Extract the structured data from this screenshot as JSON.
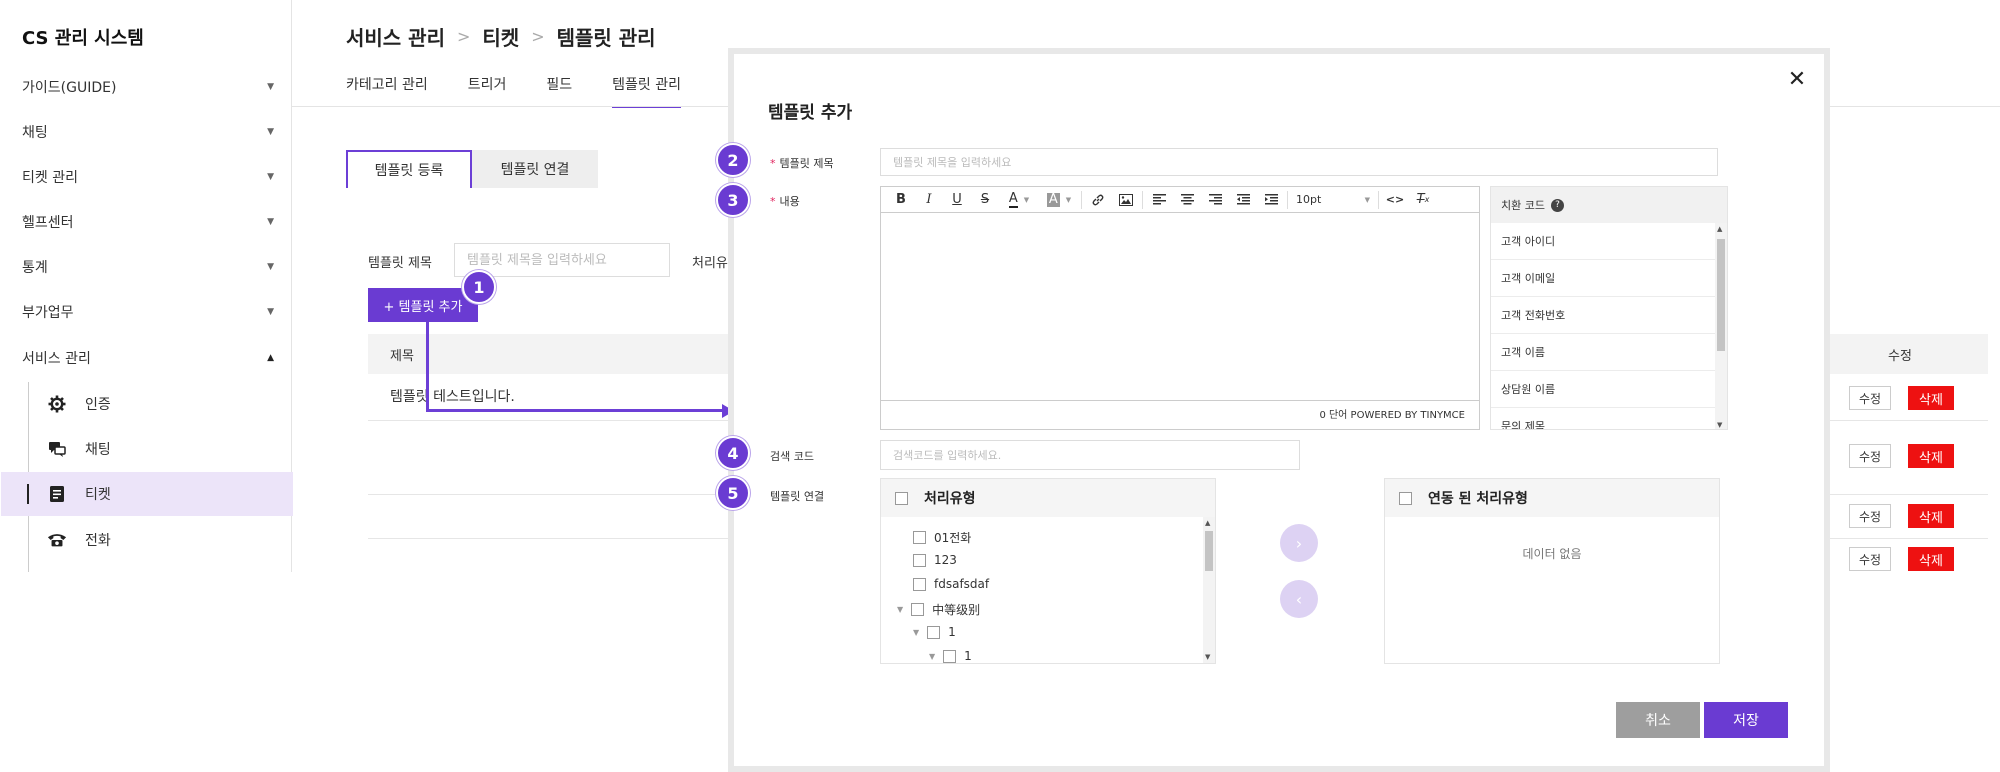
{
  "sidebar": {
    "title": "CS 관리 시스템",
    "menu": [
      {
        "label": "가이드(GUIDE)"
      },
      {
        "label": "채팅"
      },
      {
        "label": "티켓 관리"
      },
      {
        "label": "헬프센터"
      },
      {
        "label": "통계"
      },
      {
        "label": "부가업무"
      },
      {
        "label": "서비스 관리"
      }
    ],
    "submenu": [
      {
        "label": "인증",
        "icon": "gear-icon"
      },
      {
        "label": "채팅",
        "icon": "chat-icon"
      },
      {
        "label": "티켓",
        "icon": "ticket-icon"
      },
      {
        "label": "전화",
        "icon": "phone-icon"
      }
    ]
  },
  "header": {
    "breadcrumb": [
      "서비스 관리",
      "티켓",
      "템플릿 관리"
    ],
    "tabs": [
      "카테고리 관리",
      "트리거",
      "필드",
      "템플릿 관리"
    ],
    "active_tab": "템플릿 관리"
  },
  "content": {
    "sub_tabs": [
      "템플릿 등록",
      "템플릿 연결"
    ],
    "filter_label": "템플릿 제목",
    "filter_placeholder": "템플릿 제목을 입력하세요",
    "filter_label2": "처리유",
    "add_button": "+ 템플릿 추가",
    "table": {
      "col_title": "제목",
      "col_edit": "수정",
      "row1_title": "템플릿 테스트입니다.",
      "edit_label": "수정",
      "delete_label": "삭제"
    }
  },
  "badges": [
    "1",
    "2",
    "3",
    "4",
    "5"
  ],
  "modal": {
    "title": "템플릿 추가",
    "close": "✕",
    "title_label": "템플릿 제목",
    "title_placeholder": "템플릿 제목을 입력하세요",
    "content_label": "내용",
    "font_size": "10pt",
    "editor_status": "0 단어 POWERED BY TINYMCE",
    "code_panel": {
      "header": "치환 코드",
      "items": [
        "고객 아이디",
        "고객 이메일",
        "고객 전화번호",
        "고객 이름",
        "상담원 이름",
        "문의 제목"
      ]
    },
    "search_label": "검색 코드",
    "search_placeholder": "검색코드를 입력하세요.",
    "link_label": "템플릿 연결",
    "left_list": {
      "header": "처리유형",
      "items": [
        "01전화",
        "123",
        "fdsafsdaf",
        "中等级别",
        "1",
        "1"
      ]
    },
    "right_list": {
      "header": "연동 된 처리유형",
      "empty": "데이터 없음"
    },
    "cancel": "취소",
    "save": "저장"
  },
  "colors": {
    "accent": "#6a3bd2",
    "danger": "#ee1111",
    "sidebar_active": "#ece4f9"
  }
}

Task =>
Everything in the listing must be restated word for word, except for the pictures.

Output below =>
Extract the structured data from this screenshot as JSON.
{
  "sidebar": {
    "title": "CS 관리 시스템",
    "menu": [
      {
        "label": "가이드(GUIDE)"
      },
      {
        "label": "채팅"
      },
      {
        "label": "티켓 관리"
      },
      {
        "label": "헬프센터"
      },
      {
        "label": "통계"
      },
      {
        "label": "부가업무"
      },
      {
        "label": "서비스 관리"
      }
    ],
    "submenu": [
      {
        "label": "인증",
        "icon": "gear-icon"
      },
      {
        "label": "채팅",
        "icon": "chat-icon"
      },
      {
        "label": "티켓",
        "icon": "ticket-icon"
      },
      {
        "label": "전화",
        "icon": "phone-icon"
      }
    ]
  },
  "header": {
    "breadcrumb": [
      "서비스 관리",
      "티켓",
      "템플릿 관리"
    ],
    "tabs": [
      "카테고리 관리",
      "트리거",
      "필드",
      "템플릿 관리"
    ],
    "active_tab": "템플릿 관리"
  },
  "content": {
    "sub_tabs": [
      "템플릿 등록",
      "템플릿 연결"
    ],
    "filter_label": "템플릿 제목",
    "filter_placeholder": "템플릿 제목을 입력하세요",
    "filter_label2": "처리유",
    "add_button": "+ 템플릿 추가",
    "table": {
      "col_title": "제목",
      "col_edit": "수정",
      "row1_title": "템플릿 테스트입니다.",
      "edit_label": "수정",
      "delete_label": "삭제"
    }
  },
  "badges": [
    "1",
    "2",
    "3",
    "4",
    "5"
  ],
  "modal": {
    "title": "템플릿 추가",
    "close": "✕",
    "title_label": "템플릿 제목",
    "title_placeholder": "템플릿 제목을 입력하세요",
    "content_label": "내용",
    "font_size": "10pt",
    "editor_status": "0 단어 POWERED BY TINYMCE",
    "code_panel": {
      "header": "치환 코드",
      "items": [
        "고객 아이디",
        "고객 이메일",
        "고객 전화번호",
        "고객 이름",
        "상담원 이름",
        "문의 제목"
      ]
    },
    "search_label": "검색 코드",
    "search_placeholder": "검색코드를 입력하세요.",
    "link_label": "템플릿 연결",
    "left_list": {
      "header": "처리유형",
      "items": [
        "01전화",
        "123",
        "fdsafsdaf",
        "中等级别",
        "1",
        "1"
      ]
    },
    "right_list": {
      "header": "연동 된 처리유형",
      "empty": "데이터 없음"
    },
    "cancel": "취소",
    "save": "저장"
  },
  "colors": {
    "accent": "#6a3bd2",
    "danger": "#ee1111",
    "sidebar_active": "#ece4f9"
  }
}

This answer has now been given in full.